When I was discerning what to do after seminary, the verse that recurred to me was “The steadfast love of the Lord endures forever.” I could not have received a more powerful word for what would come. As I interned and interviewed in different churches, sometimes I encountered ignorance and racism. In other churches, although the job was publicly advertised, I was politely told that only male applicants would be considered. In another church I was informed that I would fulfill the job expectations of a pastor, but would not be ordained and thus would not receive the same rate of pay, benefits, and sabbatical that the other ordained pastors enjoy. While not the most decisive factor, this was certainly discouraging.

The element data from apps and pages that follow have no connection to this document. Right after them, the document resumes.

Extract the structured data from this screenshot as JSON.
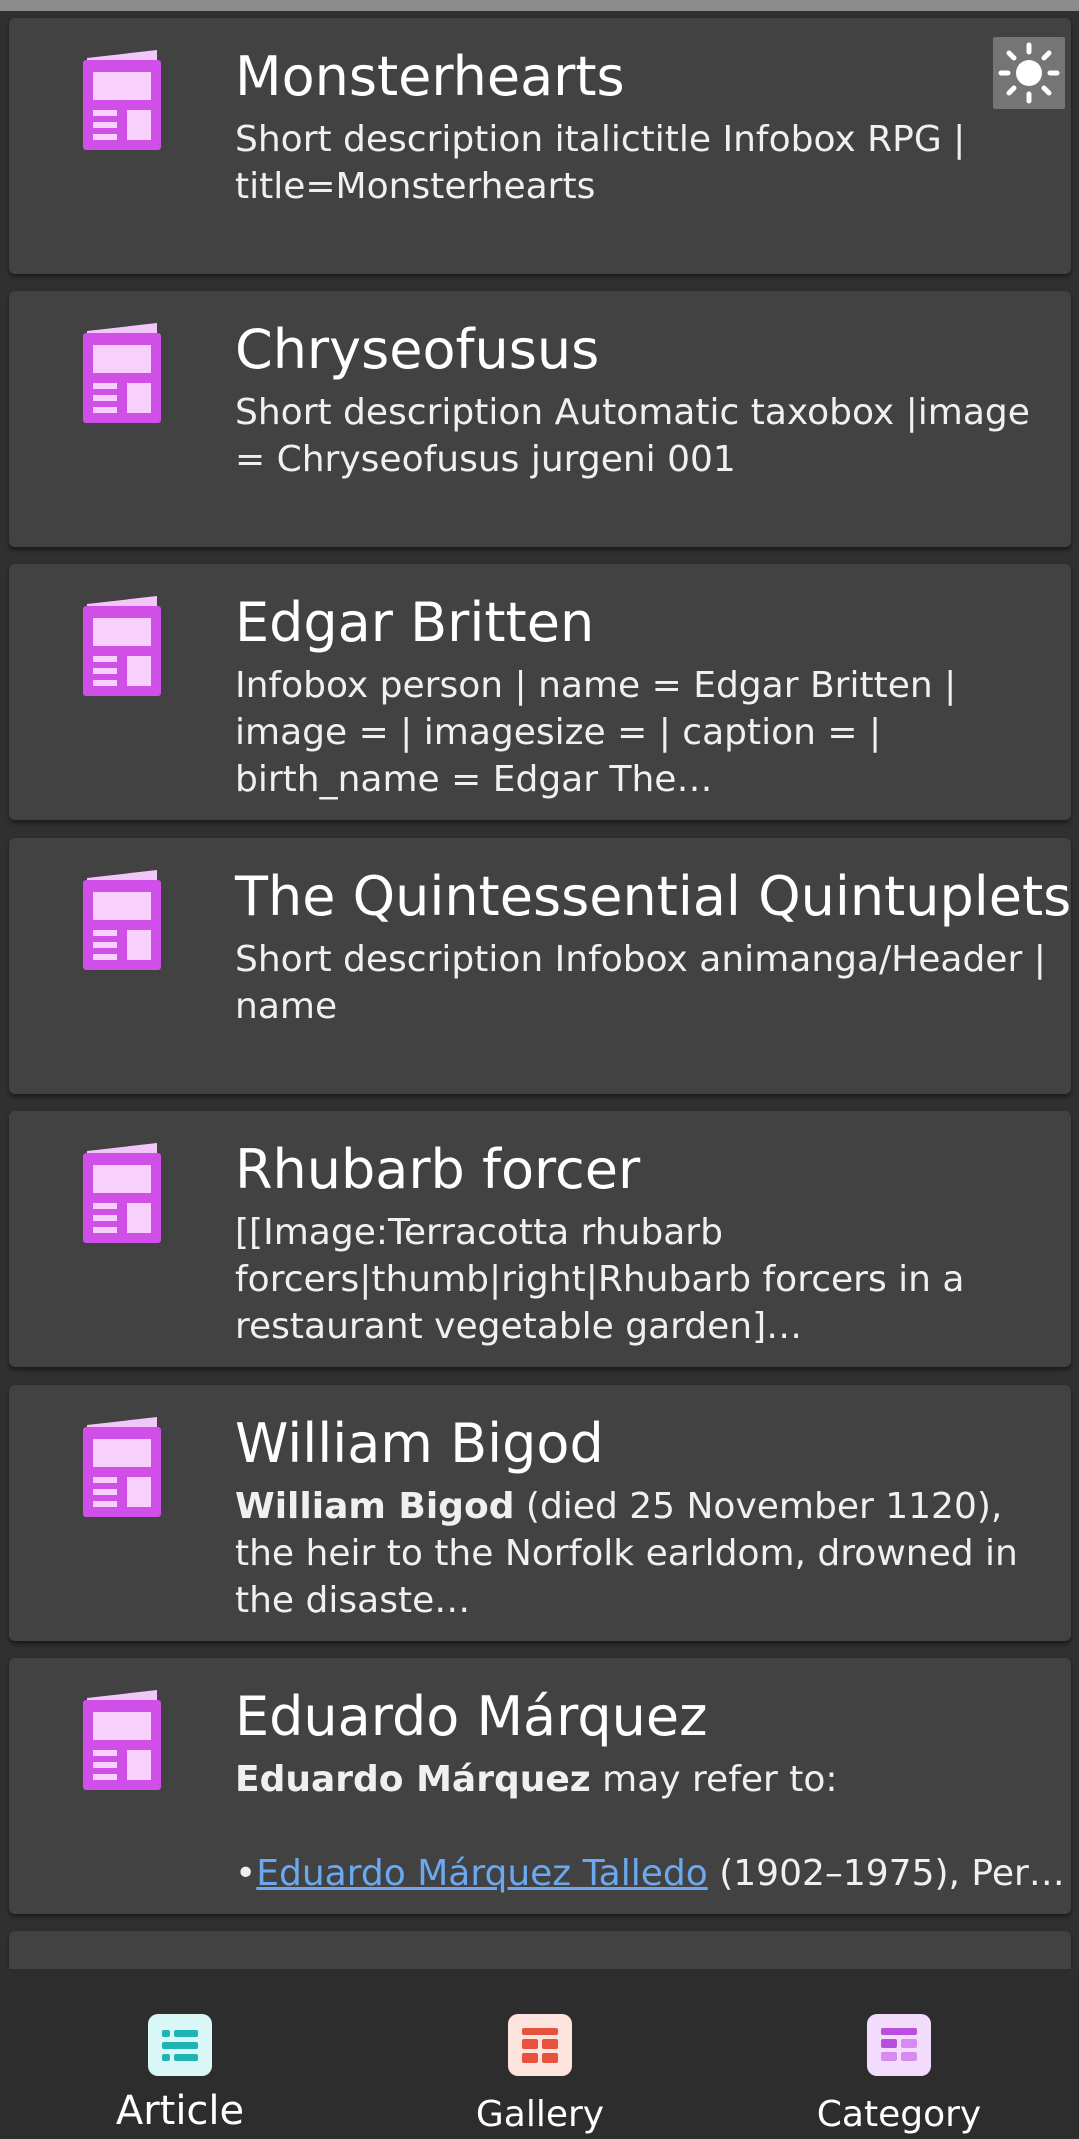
{
  "theme_toggle_icon": "sun-icon",
  "articles": [
    {
      "title": "Monsterhearts",
      "description": "Short description italictitle Infobox RPG | title=Monsterhearts"
    },
    {
      "title": "Chryseofusus",
      "description": "Short description Automatic taxobox |image = Chryseofusus jurgeni 001"
    },
    {
      "title": "Edgar Britten",
      "description": "Infobox person | name = Edgar Britten | image = | imagesize = | caption = | birth_name = Edgar The…"
    },
    {
      "title": "The Quintessential Quintuplets",
      "description": "Short description Infobox animanga/Header | name"
    },
    {
      "title": "Rhubarb forcer",
      "description": "[[Image:Terracotta rhubarb forcers|thumb|right|Rhubarb forcers in a restaurant vegetable garden]…"
    },
    {
      "title": "William Bigod",
      "description_bold": "William Bigod",
      "description_rest": " (died 25 November 1120), the heir to the Norfolk earldom, drowned in the disaste…"
    },
    {
      "title": "Eduardo Márquez",
      "description_bold": "Eduardo Márquez",
      "description_rest": " may refer to:",
      "bullet": "•",
      "link_text": "Eduardo Márquez Talledo",
      "link_rest": " (1902–1975), Per…"
    }
  ],
  "bottom_nav": [
    {
      "label": "Article",
      "icon": "article-icon",
      "active": true
    },
    {
      "label": "Gallery",
      "icon": "gallery-icon",
      "active": false
    },
    {
      "label": "Category",
      "icon": "category-icon",
      "active": false
    }
  ],
  "colors": {
    "background": "#303030",
    "card": "#424242",
    "doc_icon": "#d65ff0",
    "link": "#6aa9ef",
    "nav_article": "#1fb3b3",
    "nav_gallery": "#e8523c",
    "nav_category": "#b84de0"
  }
}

Throughout my search, I maintained a studio practice where I would pray, paint, reflect, study, draw, and carve printing blocks. While I waited for an opportunity to preach, I painted as if my paintings were the only way I could communicate theology. I painted prayers for the healing of others and for myself. In my painting I began to work out a theophany. I no longer needed a church job to justify my theological studies. While I wanted to be responsible for the training I had received, if the door was not open yet, I could wait. I was not owed a church job because I had studied theology. Rather, the chance to study theology was simply God’s gift to me and I had accepted it.
Eventually, God provided an invitation to preach and teach in the church. I no longer need to be teaching in the church to justify my training, or to assert a woman’s place. Instead, the act of preparing a sermon and preaching is a chance to explore God’s love more and to encourage other believers towards God’s love.
A few years ago, I took a position as a creative arts psychotherapist. My work helps people reflect on why they react the way they do, and how they might change patterns of behaviors to achieve healthier and happier relationships and experiences. I also help children know that they are seen and understood, and then I help their adults understand and be more compassionate. In this season, I minister beyond the church walls. I see the faithful love of God for his creation, and how he ceaselessly extends his love in the form of mercies: abusers are stopped and rehabilitated, people gain healing and restoration from brokenness and dysfunctional habits of thinking. I see the grace of God in the way this work holds back the erosion of God’s image in people. “The steadfast love of the Lord endures forever.”
~ Deborah Fung
Deborah’s dream is to work in the formation of the Christian imagination, where art and theology coincide. She works as a children’s art psychotherapist where she helps families heal from traumas, and coaches parents and teachers to be more empathic and understanding of young children. She moonlights as an artist and her paintings (like the banner at the top of this page) can be viewed at www.Deborahfung.com. Deborah has worked with churches to develop youth ministries, art ministries, and worship ministries. Deborah holds an M.Div from Regent College, an M.A. in Art therapy from GWU, and a B.A. in Art and Biblical studies from Wheaton College.